### Requirement
Each line below must be reproduced exactly.

[Stored data]
--

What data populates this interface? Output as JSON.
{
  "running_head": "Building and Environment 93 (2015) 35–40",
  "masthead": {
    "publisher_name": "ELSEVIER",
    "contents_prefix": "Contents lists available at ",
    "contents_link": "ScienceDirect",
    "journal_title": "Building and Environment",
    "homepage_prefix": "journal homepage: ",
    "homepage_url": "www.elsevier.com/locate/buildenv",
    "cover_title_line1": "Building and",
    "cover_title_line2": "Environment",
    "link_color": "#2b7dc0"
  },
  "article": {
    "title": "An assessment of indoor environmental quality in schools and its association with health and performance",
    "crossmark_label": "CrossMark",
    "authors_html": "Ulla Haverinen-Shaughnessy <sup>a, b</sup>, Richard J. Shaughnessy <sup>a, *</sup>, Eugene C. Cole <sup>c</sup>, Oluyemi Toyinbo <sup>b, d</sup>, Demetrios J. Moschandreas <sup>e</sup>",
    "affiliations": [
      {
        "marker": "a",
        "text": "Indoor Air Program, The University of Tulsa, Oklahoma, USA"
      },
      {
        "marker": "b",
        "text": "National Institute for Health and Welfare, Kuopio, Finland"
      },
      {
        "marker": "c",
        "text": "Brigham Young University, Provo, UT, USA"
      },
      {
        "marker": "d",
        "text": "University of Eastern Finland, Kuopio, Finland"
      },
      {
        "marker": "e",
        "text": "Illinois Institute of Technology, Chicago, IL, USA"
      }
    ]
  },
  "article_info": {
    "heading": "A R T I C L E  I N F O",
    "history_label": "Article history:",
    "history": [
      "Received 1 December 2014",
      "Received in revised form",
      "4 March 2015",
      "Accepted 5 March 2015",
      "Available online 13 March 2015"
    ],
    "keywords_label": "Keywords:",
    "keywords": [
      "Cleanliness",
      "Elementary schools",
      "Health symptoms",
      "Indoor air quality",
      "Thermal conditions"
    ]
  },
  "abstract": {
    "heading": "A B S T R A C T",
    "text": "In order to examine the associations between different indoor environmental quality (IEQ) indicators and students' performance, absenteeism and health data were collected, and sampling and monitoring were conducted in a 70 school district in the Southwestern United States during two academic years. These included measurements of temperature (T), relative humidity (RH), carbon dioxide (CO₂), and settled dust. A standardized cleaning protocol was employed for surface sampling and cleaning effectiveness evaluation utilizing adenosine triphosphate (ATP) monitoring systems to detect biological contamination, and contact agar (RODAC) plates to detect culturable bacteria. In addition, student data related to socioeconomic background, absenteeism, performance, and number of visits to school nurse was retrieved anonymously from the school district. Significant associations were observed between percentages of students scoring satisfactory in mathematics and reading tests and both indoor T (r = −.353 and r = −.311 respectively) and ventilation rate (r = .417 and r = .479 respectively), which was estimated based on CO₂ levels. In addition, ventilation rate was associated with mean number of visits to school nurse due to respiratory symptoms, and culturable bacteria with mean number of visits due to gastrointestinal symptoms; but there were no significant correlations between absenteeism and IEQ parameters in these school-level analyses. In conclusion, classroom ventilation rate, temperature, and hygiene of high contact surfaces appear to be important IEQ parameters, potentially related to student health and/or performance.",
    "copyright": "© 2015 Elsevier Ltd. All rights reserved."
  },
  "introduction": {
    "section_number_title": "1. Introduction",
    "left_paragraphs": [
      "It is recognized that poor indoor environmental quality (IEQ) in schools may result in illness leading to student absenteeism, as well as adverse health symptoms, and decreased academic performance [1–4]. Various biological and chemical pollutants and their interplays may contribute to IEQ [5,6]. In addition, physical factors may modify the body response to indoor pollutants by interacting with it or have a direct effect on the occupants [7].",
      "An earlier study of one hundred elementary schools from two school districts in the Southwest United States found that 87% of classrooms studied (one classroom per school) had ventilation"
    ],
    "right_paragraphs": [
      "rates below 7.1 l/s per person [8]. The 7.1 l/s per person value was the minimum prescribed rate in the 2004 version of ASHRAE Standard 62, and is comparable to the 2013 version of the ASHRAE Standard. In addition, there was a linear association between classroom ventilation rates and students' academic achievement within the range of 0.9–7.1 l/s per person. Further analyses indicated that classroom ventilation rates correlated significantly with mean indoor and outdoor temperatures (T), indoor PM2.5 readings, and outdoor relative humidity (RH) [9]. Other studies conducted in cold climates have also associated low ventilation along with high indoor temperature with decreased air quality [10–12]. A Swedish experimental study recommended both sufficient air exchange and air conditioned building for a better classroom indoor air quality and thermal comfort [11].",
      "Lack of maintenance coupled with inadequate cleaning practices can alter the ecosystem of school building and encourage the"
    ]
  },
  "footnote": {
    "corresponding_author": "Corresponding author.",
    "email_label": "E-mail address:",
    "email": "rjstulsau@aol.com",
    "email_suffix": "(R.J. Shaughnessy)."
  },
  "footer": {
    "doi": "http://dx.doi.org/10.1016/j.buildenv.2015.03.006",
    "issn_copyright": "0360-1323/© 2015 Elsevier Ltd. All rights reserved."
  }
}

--

### Task result
What data populates this interface? Output as JSON.
{
  "running_head": "Building and Environment 93 (2015) 35–40",
  "masthead": {
    "publisher_name": "ELSEVIER",
    "contents_prefix": "Contents lists available at ",
    "contents_link": "ScienceDirect",
    "journal_title": "Building and Environment",
    "homepage_prefix": "journal homepage: ",
    "homepage_url": "www.elsevier.com/locate/buildenv",
    "cover_title_line1": "Building and",
    "cover_title_line2": "Environment",
    "link_color": "#2b7dc0"
  },
  "article": {
    "title": "An assessment of indoor environmental quality in schools and its association with health and performance",
    "crossmark_label": "CrossMark",
    "authors_html": "Ulla Haverinen-Shaughnessy <sup>a, b</sup>, Richard J. Shaughnessy <sup>a, *</sup>, Eugene C. Cole <sup>c</sup>, Oluyemi Toyinbo <sup>b, d</sup>, Demetrios J. Moschandreas <sup>e</sup>",
    "affiliations": [
      {
        "marker": "a",
        "text": "Indoor Air Program, The University of Tulsa, Oklahoma, USA"
      },
      {
        "marker": "b",
        "text": "National Institute for Health and Welfare, Kuopio, Finland"
      },
      {
        "marker": "c",
        "text": "Brigham Young University, Provo, UT, USA"
      },
      {
        "marker": "d",
        "text": "University of Eastern Finland, Kuopio, Finland"
      },
      {
        "marker": "e",
        "text": "Illinois Institute of Technology, Chicago, IL, USA"
      }
    ]
  },
  "article_info": {
    "heading": "A R T I C L E  I N F O",
    "history_label": "Article history:",
    "history": [
      "Received 1 December 2014",
      "Received in revised form",
      "4 March 2015",
      "Accepted 5 March 2015",
      "Available online 13 March 2015"
    ],
    "keywords_label": "Keywords:",
    "keywords": [
      "Cleanliness",
      "Elementary schools",
      "Health symptoms",
      "Indoor air quality",
      "Thermal conditions"
    ]
  },
  "abstract": {
    "heading": "A B S T R A C T",
    "text": "In order to examine the associations between different indoor environmental quality (IEQ) indicators and students' performance, absenteeism and health data were collected, and sampling and monitoring were conducted in a 70 school district in the Southwestern United States during two academic years. These included measurements of temperature (T), relative humidity (RH), carbon dioxide (CO₂), and settled dust. A standardized cleaning protocol was employed for surface sampling and cleaning effectiveness evaluation utilizing adenosine triphosphate (ATP) monitoring systems to detect biological contamination, and contact agar (RODAC) plates to detect culturable bacteria. In addition, student data related to socioeconomic background, absenteeism, performance, and number of visits to school nurse was retrieved anonymously from the school district. Significant associations were observed between percentages of students scoring satisfactory in mathematics and reading tests and both indoor T (r = −.353 and r = −.311 respectively) and ventilation rate (r = .417 and r = .479 respectively), which was estimated based on CO₂ levels. In addition, ventilation rate was associated with mean number of visits to school nurse due to respiratory symptoms, and culturable bacteria with mean number of visits due to gastrointestinal symptoms; but there were no significant correlations between absenteeism and IEQ parameters in these school-level analyses. In conclusion, classroom ventilation rate, temperature, and hygiene of high contact surfaces appear to be important IEQ parameters, potentially related to student health and/or performance.",
    "copyright": "© 2015 Elsevier Ltd. All rights reserved."
  },
  "introduction": {
    "section_number_title": "1. Introduction",
    "left_paragraphs": [
      "It is recognized that poor indoor environmental quality (IEQ) in schools may result in illness leading to student absenteeism, as well as adverse health symptoms, and decreased academic performance [1–4]. Various biological and chemical pollutants and their interplays may contribute to IEQ [5,6]. In addition, physical factors may modify the body response to indoor pollutants by interacting with it or have a direct effect on the occupants [7].",
      "An earlier study of one hundred elementary schools from two school districts in the Southwest United States found that 87% of classrooms studied (one classroom per school) had ventilation"
    ],
    "right_paragraphs": [
      "rates below 7.1 l/s per person [8]. The 7.1 l/s per person value was the minimum prescribed rate in the 2004 version of ASHRAE Standard 62, and is comparable to the 2013 version of the ASHRAE Standard. In addition, there was a linear association between classroom ventilation rates and students' academic achievement within the range of 0.9–7.1 l/s per person. Further analyses indicated that classroom ventilation rates correlated significantly with mean indoor and outdoor temperatures (T), indoor PM2.5 readings, and outdoor relative humidity (RH) [9]. Other studies conducted in cold climates have also associated low ventilation along with high indoor temperature with decreased air quality [10–12]. A Swedish experimental study recommended both sufficient air exchange and air conditioned building for a better classroom indoor air quality and thermal comfort [11].",
      "Lack of maintenance coupled with inadequate cleaning practices can alter the ecosystem of school building and encourage the"
    ]
  },
  "footnote": {
    "corresponding_author": "Corresponding author.",
    "email_label": "E-mail address:",
    "email": "rjstulsau@aol.com",
    "email_suffix": "(R.J. Shaughnessy)."
  },
  "footer": {
    "doi": "http://dx.doi.org/10.1016/j.buildenv.2015.03.006",
    "issn_copyright": "0360-1323/© 2015 Elsevier Ltd. All rights reserved."
  }
}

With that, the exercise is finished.